Go over the listing below line by line, and return each one holding the string "this".
((
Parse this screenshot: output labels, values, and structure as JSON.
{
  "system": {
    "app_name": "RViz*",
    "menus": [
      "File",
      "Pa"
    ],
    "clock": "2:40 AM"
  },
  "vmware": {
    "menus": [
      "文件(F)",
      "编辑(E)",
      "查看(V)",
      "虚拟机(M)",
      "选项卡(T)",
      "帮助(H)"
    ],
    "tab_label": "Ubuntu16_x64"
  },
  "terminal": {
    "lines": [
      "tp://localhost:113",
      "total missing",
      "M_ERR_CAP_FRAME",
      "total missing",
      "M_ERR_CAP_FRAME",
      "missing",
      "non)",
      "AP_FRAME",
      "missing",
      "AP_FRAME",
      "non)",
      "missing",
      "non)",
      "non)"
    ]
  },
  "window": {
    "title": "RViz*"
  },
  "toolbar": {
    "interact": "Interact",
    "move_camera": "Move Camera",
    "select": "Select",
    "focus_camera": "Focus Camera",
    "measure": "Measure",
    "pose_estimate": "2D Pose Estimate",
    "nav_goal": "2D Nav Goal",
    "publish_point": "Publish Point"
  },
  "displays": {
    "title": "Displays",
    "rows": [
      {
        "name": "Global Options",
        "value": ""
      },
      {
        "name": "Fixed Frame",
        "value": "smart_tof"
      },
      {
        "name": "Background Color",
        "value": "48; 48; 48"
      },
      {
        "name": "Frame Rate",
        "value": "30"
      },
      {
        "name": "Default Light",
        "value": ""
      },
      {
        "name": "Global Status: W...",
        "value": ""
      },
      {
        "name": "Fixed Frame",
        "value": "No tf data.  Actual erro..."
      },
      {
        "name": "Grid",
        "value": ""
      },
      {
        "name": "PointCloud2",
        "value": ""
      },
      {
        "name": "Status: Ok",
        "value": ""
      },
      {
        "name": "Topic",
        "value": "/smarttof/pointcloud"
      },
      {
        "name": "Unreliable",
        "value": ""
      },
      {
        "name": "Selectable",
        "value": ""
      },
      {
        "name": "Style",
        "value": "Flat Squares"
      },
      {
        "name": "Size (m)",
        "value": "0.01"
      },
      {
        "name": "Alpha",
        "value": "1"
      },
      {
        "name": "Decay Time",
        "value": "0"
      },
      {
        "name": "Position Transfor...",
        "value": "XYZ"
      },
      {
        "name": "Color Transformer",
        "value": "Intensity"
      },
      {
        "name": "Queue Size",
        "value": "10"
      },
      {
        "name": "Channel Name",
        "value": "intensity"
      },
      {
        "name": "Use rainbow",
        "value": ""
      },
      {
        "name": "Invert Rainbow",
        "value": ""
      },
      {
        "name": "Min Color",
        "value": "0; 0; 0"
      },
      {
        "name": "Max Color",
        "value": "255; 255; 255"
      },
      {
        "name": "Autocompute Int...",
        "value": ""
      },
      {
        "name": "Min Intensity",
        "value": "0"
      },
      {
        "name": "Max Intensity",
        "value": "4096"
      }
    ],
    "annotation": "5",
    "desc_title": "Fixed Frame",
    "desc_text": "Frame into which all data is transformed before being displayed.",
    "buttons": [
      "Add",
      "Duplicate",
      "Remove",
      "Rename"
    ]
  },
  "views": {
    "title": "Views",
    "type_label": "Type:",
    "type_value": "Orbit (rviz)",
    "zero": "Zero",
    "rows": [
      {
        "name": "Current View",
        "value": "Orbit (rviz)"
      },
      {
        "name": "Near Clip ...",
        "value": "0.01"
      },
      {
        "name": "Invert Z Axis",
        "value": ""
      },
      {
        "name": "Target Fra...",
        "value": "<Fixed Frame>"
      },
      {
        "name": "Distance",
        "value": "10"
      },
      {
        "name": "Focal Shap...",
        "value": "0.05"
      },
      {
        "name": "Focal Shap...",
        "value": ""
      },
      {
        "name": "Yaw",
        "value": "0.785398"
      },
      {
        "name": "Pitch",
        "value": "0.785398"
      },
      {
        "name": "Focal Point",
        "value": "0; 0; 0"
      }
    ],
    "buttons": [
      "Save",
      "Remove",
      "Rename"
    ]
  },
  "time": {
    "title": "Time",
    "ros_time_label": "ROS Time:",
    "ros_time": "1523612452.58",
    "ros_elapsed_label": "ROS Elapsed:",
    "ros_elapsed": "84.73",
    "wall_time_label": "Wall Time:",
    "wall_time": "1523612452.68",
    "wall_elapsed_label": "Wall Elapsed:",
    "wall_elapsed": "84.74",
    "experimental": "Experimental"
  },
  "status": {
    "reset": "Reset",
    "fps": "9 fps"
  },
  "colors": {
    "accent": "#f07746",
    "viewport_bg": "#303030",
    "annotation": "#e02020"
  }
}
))
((
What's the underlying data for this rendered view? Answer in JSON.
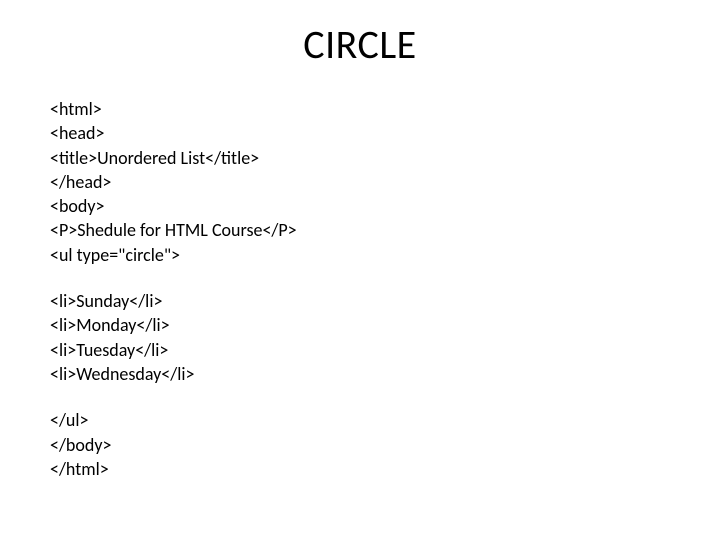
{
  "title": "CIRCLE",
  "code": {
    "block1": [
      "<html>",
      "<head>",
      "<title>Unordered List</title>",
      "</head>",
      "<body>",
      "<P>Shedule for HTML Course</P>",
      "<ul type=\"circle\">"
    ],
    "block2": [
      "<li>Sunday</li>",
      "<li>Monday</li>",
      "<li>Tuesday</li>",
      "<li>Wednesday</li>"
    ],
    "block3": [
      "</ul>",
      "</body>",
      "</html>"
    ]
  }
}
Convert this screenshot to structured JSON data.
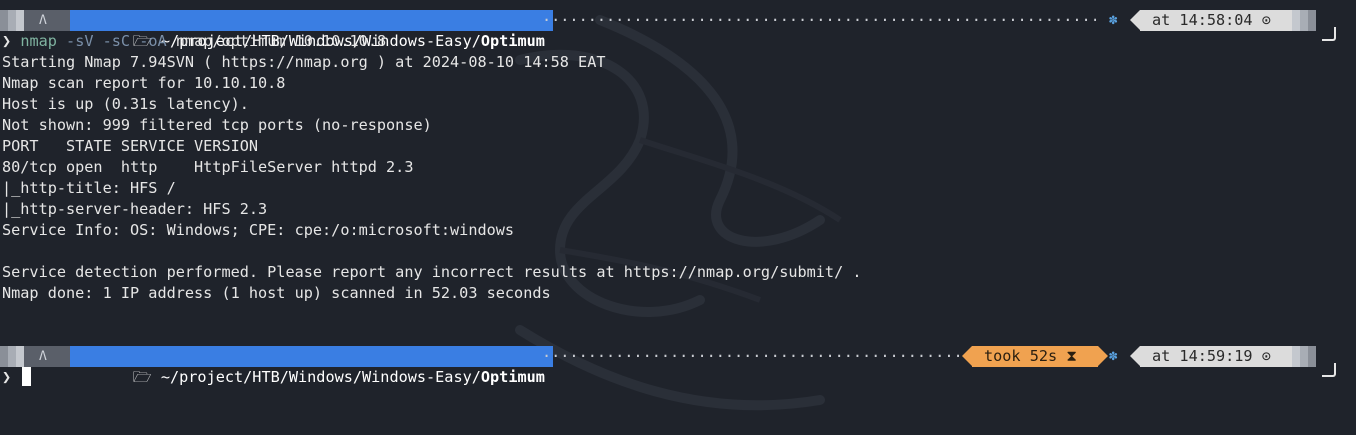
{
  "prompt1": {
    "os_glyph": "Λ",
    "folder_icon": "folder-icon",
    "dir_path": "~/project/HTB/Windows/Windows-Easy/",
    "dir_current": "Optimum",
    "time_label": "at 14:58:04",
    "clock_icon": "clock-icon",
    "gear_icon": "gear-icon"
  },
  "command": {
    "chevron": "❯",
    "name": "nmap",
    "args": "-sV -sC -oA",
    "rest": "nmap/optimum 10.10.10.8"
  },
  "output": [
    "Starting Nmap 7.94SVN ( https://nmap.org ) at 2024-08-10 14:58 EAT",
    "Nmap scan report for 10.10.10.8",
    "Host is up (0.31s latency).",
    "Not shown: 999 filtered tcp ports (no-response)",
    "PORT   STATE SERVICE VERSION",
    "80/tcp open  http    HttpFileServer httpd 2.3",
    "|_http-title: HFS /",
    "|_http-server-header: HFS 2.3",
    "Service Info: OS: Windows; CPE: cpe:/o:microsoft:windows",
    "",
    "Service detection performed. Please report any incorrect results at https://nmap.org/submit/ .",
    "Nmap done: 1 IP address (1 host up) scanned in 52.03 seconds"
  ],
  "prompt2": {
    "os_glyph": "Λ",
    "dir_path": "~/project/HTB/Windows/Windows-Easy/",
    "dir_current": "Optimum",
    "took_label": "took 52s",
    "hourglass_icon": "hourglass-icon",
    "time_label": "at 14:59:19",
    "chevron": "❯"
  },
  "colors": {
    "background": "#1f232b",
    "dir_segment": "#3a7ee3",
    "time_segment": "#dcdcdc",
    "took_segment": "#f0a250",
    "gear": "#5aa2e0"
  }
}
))
Exercise result:
Parse this screenshot: output labels, values, and structure as JSON.
What's the underlying data for this rendered view? Answer in JSON.
Convert this screenshot to structured JSON data.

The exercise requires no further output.